The “Fight for $15” campaign, which is backed financially by the Service Employees International Union and others, comes at a time when the wage gap between the poor and the rich has become a hot political issue. Many fast-food workers do not make much more than the federal minimum wage of $7.25 an hour, which adds up to about $15,000 a year for 40 hours a week.

The protests have not resulted in workers getting higher wages, but they have gotten media coverage. In Chicago, for instance, reporters observed supporters arriving on buses and sitting on a street between a McDonald’s and Burger King, chanting: “We shall not be moved.”

“The impact is in bringing it into the public attention,” said Chris Rhomberg, an associate professor of sociology at Fordham University in New York.

President Barack Obama has taken notice too. He mentioned the campaign at a Labor Day appearance in Milwaukee. “If I were busting my butt in the service industry and wanted an honest day’s pay for an honest day’s work, I’d join a union,” Obama said, as he pushed Congress to raise the minimum wage.

The National Restaurant Association said in a statement that the protests are an attempt by unions to “boost their dwindling membership.” The industry lobbying group said it hopes organizers will be respectful to customers and workers during the protests. McDonald’s, the world’s largest burger chain, said in a statement that there were no service disruptions at its restaurants on Thursday.

Union organizers expected thousands to show up to Thursday’s protests around the country. Previously, turnout has been fairly minimal in many places. In an effort to get more people involved, organizers asked other service workers to join protests and added more cities than it previously had.

Shanicka Primo, who was at a protest at McDonald’s in New York, said she heard about the demonstration after organizers came to the Checkers restaurant where she works. The 20-year-old earns $8 an hour at the burger chain and said a raise to $15 per hour would help her get her own apartment. “I wouldn’t have to live with my family,” Primo said.

___

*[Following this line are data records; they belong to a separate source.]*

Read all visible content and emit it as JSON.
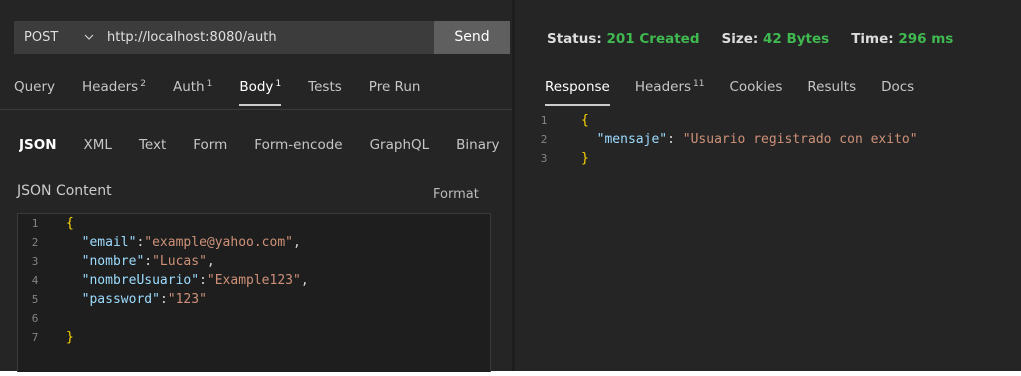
{
  "request": {
    "method": "POST",
    "url": "http://localhost:8080/auth",
    "send_label": "Send",
    "tabs": [
      {
        "label": "Query",
        "count": ""
      },
      {
        "label": "Headers",
        "count": "2"
      },
      {
        "label": "Auth",
        "count": "1"
      },
      {
        "label": "Body",
        "count": "1",
        "active": true
      },
      {
        "label": "Tests",
        "count": ""
      },
      {
        "label": "Pre Run",
        "count": ""
      }
    ],
    "body_tabs": [
      {
        "label": "JSON",
        "active": true
      },
      {
        "label": "XML"
      },
      {
        "label": "Text"
      },
      {
        "label": "Form"
      },
      {
        "label": "Form-encode"
      },
      {
        "label": "GraphQL"
      },
      {
        "label": "Binary"
      }
    ],
    "json_content_label": "JSON Content",
    "format_label": "Format",
    "body_lines": [
      {
        "n": "1",
        "tokens": [
          {
            "t": "{",
            "c": "b"
          }
        ]
      },
      {
        "n": "2",
        "tokens": [
          {
            "t": "  ",
            "c": "p"
          },
          {
            "t": "\"email\"",
            "c": "k"
          },
          {
            "t": ":",
            "c": "p"
          },
          {
            "t": "\"example@yahoo.com\"",
            "c": "s"
          },
          {
            "t": ",",
            "c": "p"
          }
        ]
      },
      {
        "n": "3",
        "tokens": [
          {
            "t": "  ",
            "c": "p"
          },
          {
            "t": "\"nombre\"",
            "c": "k"
          },
          {
            "t": ":",
            "c": "p"
          },
          {
            "t": "\"Lucas\"",
            "c": "s"
          },
          {
            "t": ",",
            "c": "p"
          }
        ]
      },
      {
        "n": "4",
        "tokens": [
          {
            "t": "  ",
            "c": "p"
          },
          {
            "t": "\"nombreUsuario\"",
            "c": "k"
          },
          {
            "t": ":",
            "c": "p"
          },
          {
            "t": "\"Example123\"",
            "c": "s"
          },
          {
            "t": ",",
            "c": "p"
          }
        ]
      },
      {
        "n": "5",
        "tokens": [
          {
            "t": "  ",
            "c": "p"
          },
          {
            "t": "\"password\"",
            "c": "k"
          },
          {
            "t": ":",
            "c": "p"
          },
          {
            "t": "\"123\"",
            "c": "s"
          }
        ]
      },
      {
        "n": "6",
        "tokens": []
      },
      {
        "n": "7",
        "tokens": [
          {
            "t": "}",
            "c": "b"
          }
        ]
      }
    ]
  },
  "response": {
    "status_label": "Status:",
    "status_value": "201 Created",
    "size_label": "Size:",
    "size_value": "42 Bytes",
    "time_label": "Time:",
    "time_value": "296 ms",
    "tabs": [
      {
        "label": "Response",
        "count": "",
        "active": true
      },
      {
        "label": "Headers",
        "count": "11"
      },
      {
        "label": "Cookies",
        "count": ""
      },
      {
        "label": "Results",
        "count": ""
      },
      {
        "label": "Docs",
        "count": ""
      }
    ],
    "body_lines": [
      {
        "n": "1",
        "tokens": [
          {
            "t": "{",
            "c": "b"
          }
        ]
      },
      {
        "n": "2",
        "tokens": [
          {
            "t": "  ",
            "c": "p"
          },
          {
            "t": "\"mensaje\"",
            "c": "k"
          },
          {
            "t": ": ",
            "c": "p"
          },
          {
            "t": "\"Usuario registrado con exito\"",
            "c": "s"
          }
        ]
      },
      {
        "n": "3",
        "tokens": [
          {
            "t": "}",
            "c": "b"
          }
        ]
      }
    ]
  },
  "colors": {
    "panel_bg": "#252526",
    "editor_bg": "#1e1e1e",
    "json_key": "#9cdcfe",
    "json_string": "#ce9178",
    "json_brace": "#ffd700",
    "status_ok": "#3fb950",
    "send_button": "#5f5f5f"
  },
  "icons": {
    "method_dropdown": "chevron-down-icon"
  }
}
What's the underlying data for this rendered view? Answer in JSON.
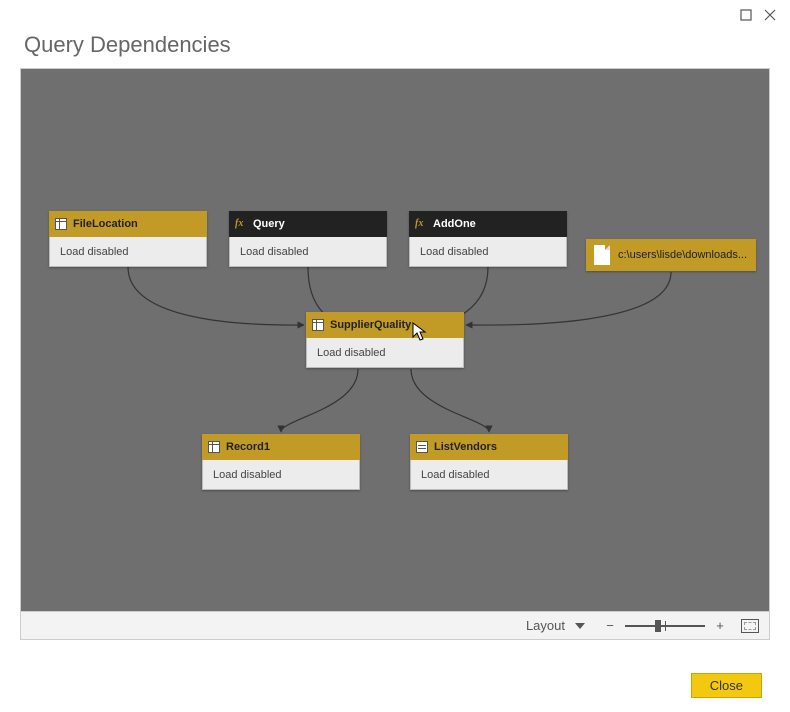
{
  "dialog": {
    "title": "Query Dependencies"
  },
  "statusbar": {
    "layout_label": "Layout"
  },
  "buttons": {
    "close": "Close"
  },
  "nodes": {
    "fileLocation": {
      "title": "FileLocation",
      "status": "Load disabled"
    },
    "query": {
      "title": "Query",
      "status": "Load disabled"
    },
    "addOne": {
      "title": "AddOne",
      "status": "Load disabled"
    },
    "supplier": {
      "title": "SupplierQuality",
      "status": "Load disabled"
    },
    "record1": {
      "title": "Record1",
      "status": "Load disabled"
    },
    "listVendors": {
      "title": "ListVendors",
      "status": "Load disabled"
    }
  },
  "file": {
    "path": "c:\\users\\lisde\\downloads..."
  },
  "arrowhead": "▶"
}
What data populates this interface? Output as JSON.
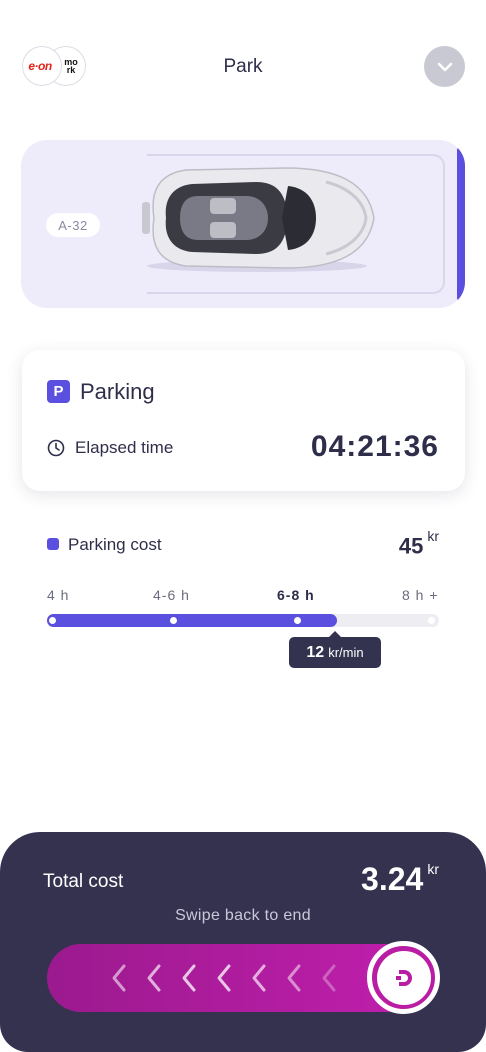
{
  "header": {
    "logo_text_eon": "e·on",
    "logo_text_mo": "mo",
    "logo_text_rk": "rk",
    "title": "Park"
  },
  "car_card": {
    "spot_label": "A-32"
  },
  "parking": {
    "title": "Parking",
    "icon_letter": "P",
    "elapsed_label": "Elapsed time",
    "elapsed_time": "04:21:36"
  },
  "cost": {
    "label": "Parking cost",
    "value": "45",
    "unit": "kr",
    "tiers": [
      "4 h",
      "4-6 h",
      "6-8 h",
      "8 h +"
    ],
    "active_tier_index": 2,
    "progress_fraction": 0.74,
    "rate_value": "12",
    "rate_unit": "kr/min"
  },
  "bottom": {
    "total_label": "Total cost",
    "total_value": "3.24",
    "total_unit": "kr",
    "swipe_hint": "Swipe back to end"
  },
  "colors": {
    "accent": "#5b4fe0",
    "dark_panel": "#34324f",
    "slider": "#c21fae"
  }
}
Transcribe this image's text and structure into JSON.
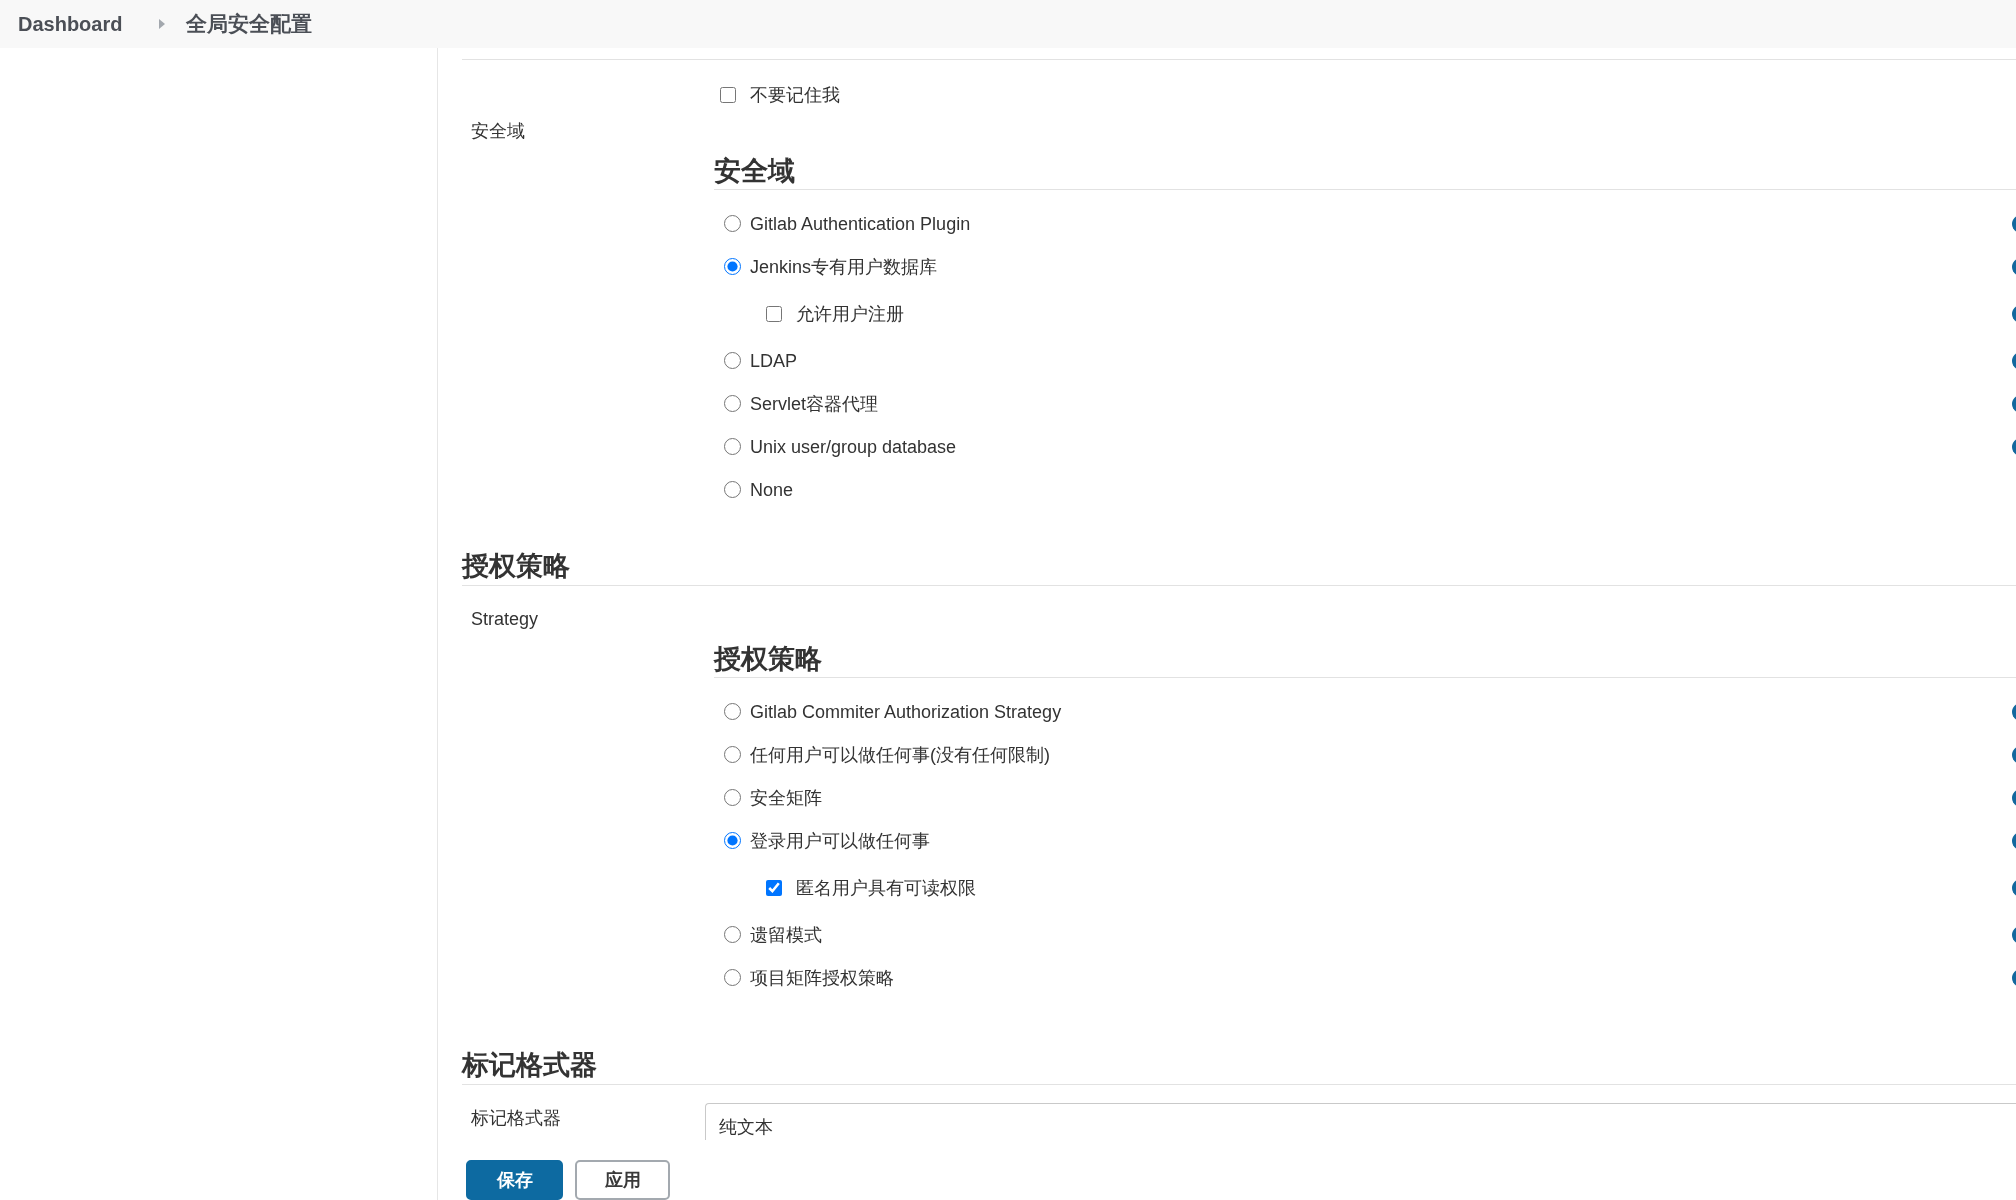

Don Babwin in Chicago, Mike Householder in Detroit, Candice Choi in New York, John Locher in Las Vegas and Laura Wides-Muñoz in Miami contributed to this report.

Loading more